Eva: How important are those operations that send email, cards, letters, etc?
Ellie:
They make all the difference.  They give the serviceman hope, they take them away from the conflict for a little bit of time, they make them feel that they are still a part of their family's life, they let them know people care and are praying for them, they give them a reason to come home.

Eva: You write "Helping American military families makes patriots of us all."  How does that work?
Ellie:
When we come alongside a military family, it gives the serviceman confidence that his loved ones are cared for.  Without worrying about them, he is more able to compartmentalize and do his job.  Sometimes that job translates into saved lives.  Helping military families is a way of saving lives overseas.

Eva: How can the average citizen get connected, to join alongside our stateside heroes?
Ellie:
Get a copy of Heroes for any military family member (spouse, mom, dad, brother, etc) and give it to them because it is chock full of ongoing things you can do to help our military members and their families. 
Pray for our military and their families. Offer practical and specific forms of help such as "I want to bring your family a meal, which day is better Tuesday or Thursday?"  Buy them phone cards, movie passes, restaurant gift certificates, a camera for their computer (to view their loved one and let him see them).  On your calendar, write down a reminder to do something for them each week--even if it's just sending a card or an email letting them know you care.  If this war tarries, the ones at home will soon be forgotten as people go on with their lives.  We must see that their sacrifice is not forgotten because they are still watching and waiting for their loved one to come home.
We are, once again, at war.  If you could speak for your husband right now, what is the one thing you think he'd want the country to know above all else?
I think he'd quote someone else and say "America is great because America is good. If she ceases to be good, she will cease to be great."  Please show America how "good" you are by supporting our president, our troops and their families.

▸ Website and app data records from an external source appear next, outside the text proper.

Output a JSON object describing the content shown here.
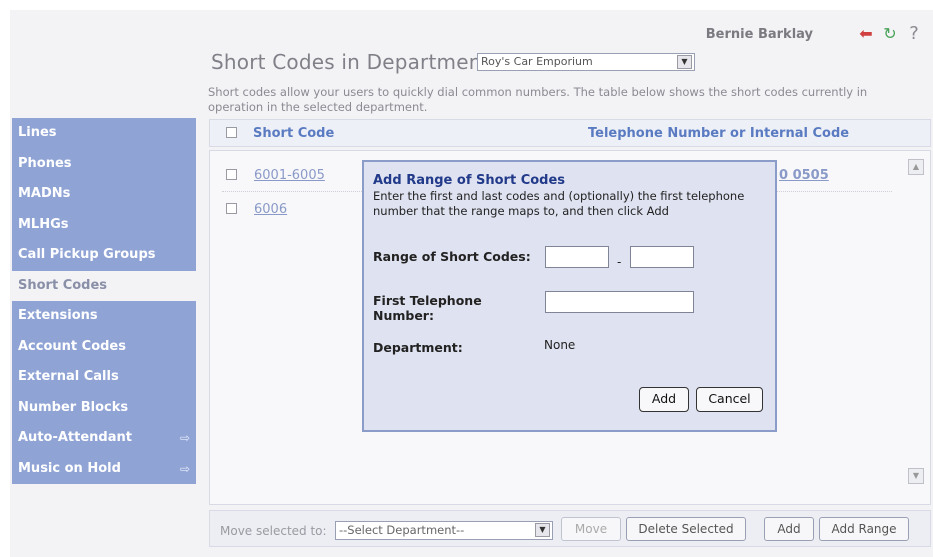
{
  "header": {
    "user_name": "Bernie Barklay",
    "icons": [
      "logout-icon",
      "refresh-icon",
      "help-icon"
    ],
    "title": "Short Codes in Department:",
    "department_selected": "Roy's Car Emporium"
  },
  "description": "Short codes allow your users to quickly dial common numbers. The table below shows the short codes currently in operation in the selected department.",
  "sidebar": {
    "items": [
      {
        "label": "Lines"
      },
      {
        "label": "Phones"
      },
      {
        "label": "MADNs"
      },
      {
        "label": "MLHGs"
      },
      {
        "label": "Call Pickup Groups"
      },
      {
        "label": "Short Codes",
        "active": true
      },
      {
        "label": "Extensions"
      },
      {
        "label": "Account Codes"
      },
      {
        "label": "External Calls"
      },
      {
        "label": "Number Blocks"
      },
      {
        "label": "Auto-Attendant",
        "external": true
      },
      {
        "label": "Music on Hold",
        "external": true
      }
    ]
  },
  "table": {
    "columns": [
      "Short Code",
      "Telephone Number or Internal Code"
    ],
    "rows": [
      {
        "code": "6001-6005",
        "telephone": "0 0505"
      },
      {
        "code": "6006",
        "telephone": ""
      }
    ]
  },
  "footer": {
    "move_label": "Move selected to:",
    "move_placeholder": "--Select Department--",
    "move_button": "Move",
    "delete_button": "Delete Selected",
    "add_button": "Add",
    "add_range_button": "Add Range"
  },
  "dialog": {
    "title": "Add  Range of Short Codes",
    "instructions": "Enter the first and last codes and (optionally) the first telephone number that the range maps to, and then click Add",
    "range_label": "Range of Short Codes:",
    "range_separator": "-",
    "first_tel_label": "First Telephone Number:",
    "department_label": "Department:",
    "department_value": "None",
    "add_button": "Add",
    "cancel_button": "Cancel"
  },
  "colors": {
    "sidebar": "#8fa3d5",
    "dialog_bg": "#dfe2f0",
    "dialog_border": "#8c9cc9",
    "header_link": "#5a7bc2"
  }
}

If we want God to continue to bless America, we will need to bless Him. What better way to bless Him, than to bless our neighbors.

Eva:  Ellie, will you close this interview with a short prayer for our country, our service men and women, and our leaders?
Ellie:
Dear Lord,
We know that there are no atheists in foxholes. We pray that you would call these men and women to yourself. We pray that you would send people to share the gospel with these military members and their families. We pray for a great revival among our military and their families that will spread across America and the world. We pray for our President and for those who influence his decisions and we pray that you would bless him and bless America. Amen.


 

Eva Marie Everson of Pen In Hand, Inc. is an award winning author & speaker.  Her work includes Shadow of Dreams and Summon the Shadows. If you would like to comment on this article, you may contact her at Pennhnd@aol.com or visit her website by  clicking here.